3 min read

Rackmount Gaming Rig

Rackmount Gaming Rig
Photo by Christian Wiediger / Unsplash

The need to rack mount my gaming rig has existed for the last year or so since moving into my house. The primary roadblock for this project is finding a chassis that’s compatible with the parts in my rig.


Currently my computer consists of the follow:

  • 9900k
  • EVGA CLC 240 (with 4 fans in a push/pull configuration)
  • Fractal Meshify C
  • EVGA 1000w P2 PSU
  • EVGA 3090 FTW 3 Hybrid
  • Trident Z 3600 CL14 32GB
  • 2TB HDD (Mass storage)
  • 3 SSDs for Games and Applications
  • Two top mounted intake fans

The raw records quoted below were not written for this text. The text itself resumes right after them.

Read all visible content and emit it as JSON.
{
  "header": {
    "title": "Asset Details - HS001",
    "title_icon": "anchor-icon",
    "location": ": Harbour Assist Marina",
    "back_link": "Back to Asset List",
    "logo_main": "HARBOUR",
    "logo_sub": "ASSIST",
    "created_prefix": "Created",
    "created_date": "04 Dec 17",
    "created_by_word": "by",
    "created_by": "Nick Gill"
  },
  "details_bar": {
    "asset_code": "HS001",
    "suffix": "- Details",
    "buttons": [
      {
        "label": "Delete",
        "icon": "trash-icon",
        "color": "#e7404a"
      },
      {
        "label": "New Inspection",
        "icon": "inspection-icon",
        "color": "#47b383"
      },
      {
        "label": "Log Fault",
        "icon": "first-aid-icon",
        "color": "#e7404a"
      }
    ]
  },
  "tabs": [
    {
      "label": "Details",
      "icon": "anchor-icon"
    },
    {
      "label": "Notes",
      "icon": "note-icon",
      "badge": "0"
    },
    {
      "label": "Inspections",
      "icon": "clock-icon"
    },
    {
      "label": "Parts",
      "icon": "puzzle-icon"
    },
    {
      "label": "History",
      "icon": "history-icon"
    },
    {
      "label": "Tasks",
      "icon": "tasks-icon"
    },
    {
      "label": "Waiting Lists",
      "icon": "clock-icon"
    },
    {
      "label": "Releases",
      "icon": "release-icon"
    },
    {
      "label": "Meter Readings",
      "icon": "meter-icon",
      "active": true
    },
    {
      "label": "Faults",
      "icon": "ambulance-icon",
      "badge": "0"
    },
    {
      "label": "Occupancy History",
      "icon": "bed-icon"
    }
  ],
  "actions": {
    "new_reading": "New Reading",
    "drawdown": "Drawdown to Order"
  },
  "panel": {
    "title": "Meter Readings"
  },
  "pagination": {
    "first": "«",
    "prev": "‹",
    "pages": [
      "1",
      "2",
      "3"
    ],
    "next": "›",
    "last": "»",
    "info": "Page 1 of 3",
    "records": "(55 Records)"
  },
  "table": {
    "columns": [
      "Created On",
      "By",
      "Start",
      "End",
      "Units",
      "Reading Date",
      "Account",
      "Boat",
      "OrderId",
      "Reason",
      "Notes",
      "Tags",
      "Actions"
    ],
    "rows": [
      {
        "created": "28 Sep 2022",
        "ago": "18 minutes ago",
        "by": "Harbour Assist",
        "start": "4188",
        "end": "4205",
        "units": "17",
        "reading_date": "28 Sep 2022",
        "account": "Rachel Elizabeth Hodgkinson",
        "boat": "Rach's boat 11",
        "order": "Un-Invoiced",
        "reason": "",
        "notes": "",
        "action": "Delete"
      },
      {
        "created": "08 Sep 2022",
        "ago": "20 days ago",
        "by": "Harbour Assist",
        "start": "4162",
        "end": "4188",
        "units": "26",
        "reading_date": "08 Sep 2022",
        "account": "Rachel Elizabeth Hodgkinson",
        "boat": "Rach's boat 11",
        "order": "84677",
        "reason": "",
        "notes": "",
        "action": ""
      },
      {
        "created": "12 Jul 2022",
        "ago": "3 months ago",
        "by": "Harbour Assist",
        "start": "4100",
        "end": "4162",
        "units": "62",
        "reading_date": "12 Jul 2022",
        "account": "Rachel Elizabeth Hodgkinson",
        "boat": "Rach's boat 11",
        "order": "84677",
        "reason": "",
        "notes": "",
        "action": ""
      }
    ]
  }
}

Finding a chassis that can house all these parts succesfully while also proving the proper airflow needed to keep everything cool is difficult. This project needs to be accomplished for as little money as possible, so a custom Protocase chassis is out of the question (as an aside, LinusTechTips custom Protocase chassis starts at $1123.77). I have also been unable to find a rack mount chassis that looks decent enough while also fitting within the constraints of my rack.

I have a standard network rack that measures 19″ in width so I am unable to put the Enthoo Evolv in there as it measures over 19″ in height (it would lay on its side so its height becomes its width). I cleaned out the rack to give as much vertical space as possible to fit a new case. This required me to decommission one of the Z420 Hypervisor hosts I had in there and move my UPS to outside of my rack. This freed up 6U worth of space, and should allow me to fit a case less than 263mm in height (again, case will be on its side so the width of the case becomes the height when its in the rack)and no wider than 447mm so that it slides into the rack from the front/rear (else it won’t fit).

I’ve done some research over the last few months, and right now it looks like the Fractal Meshify S2 fits the bill pretty well. The case is 233mm in height and 448mm in width. This allows some of the RGB glowy-goodness to shine through the top glass panel while also fitting in between the posts in the rack. The front panel is a steel mesh and should help keep things fed with fresh air.

One of the necessities for the case is that the back panel is a flat piece of metal. If the back panel is glass I run the risk of damaging it as I slide it in and out of the rack. Luckily, the Meshify S2 offers a front glass panel and a rear steel panel so this works out perfectly.

Post Installation

One thing I almost forgot is just how far the computer is moving from my desk. Because I’ll be moving it about 5-6 ft I will need a solution to connect my monitors and peripherals up again.

For this I need the following:

  • Two 10-15ft DP cables
  • Four 8ft USB extension cables (or a high quality USB hub with a long enough cable)
  • One 8ft 3.5mm extension cable.
  • Cables ties and Zip Ties.

Fractal Meshify S2

When the case arrived I had to remove some pieces from it in order for it to slide neatly into my rack.

Fractals site states that it is 233mm without protrusions, so the case feet, bottom air filter, and air filter brackets had to be removed.

The feet have rubber pads on the bottom, so these will need to be pulled back so that you can access the screws that hold the feet in place.

Once the feet are removed I had to remove the bottom air filter. The air filter slides into four small brackets. Luckily the brackets can be removed by pulling up (there is a plastic pin that holds them in place) and sliding the brackets backwards.

It seems like this was designed with the thought that people might want to put this in a rack. The back panel is steel and not glass so that allows you slide the computer in and out without worrying about scratching or cracking a back glass panel. The air filter brackets are not riveted in place either and can be easily installed and removed.

Finishing Up

Once the case was prepped, and the old parts removed from the old case, I installed everything in the new case, did some cable management, and booted up.

Luckily, everything turned on without issue. I installed the case in the rack, then ran the cables from the peripherals to the back of the case.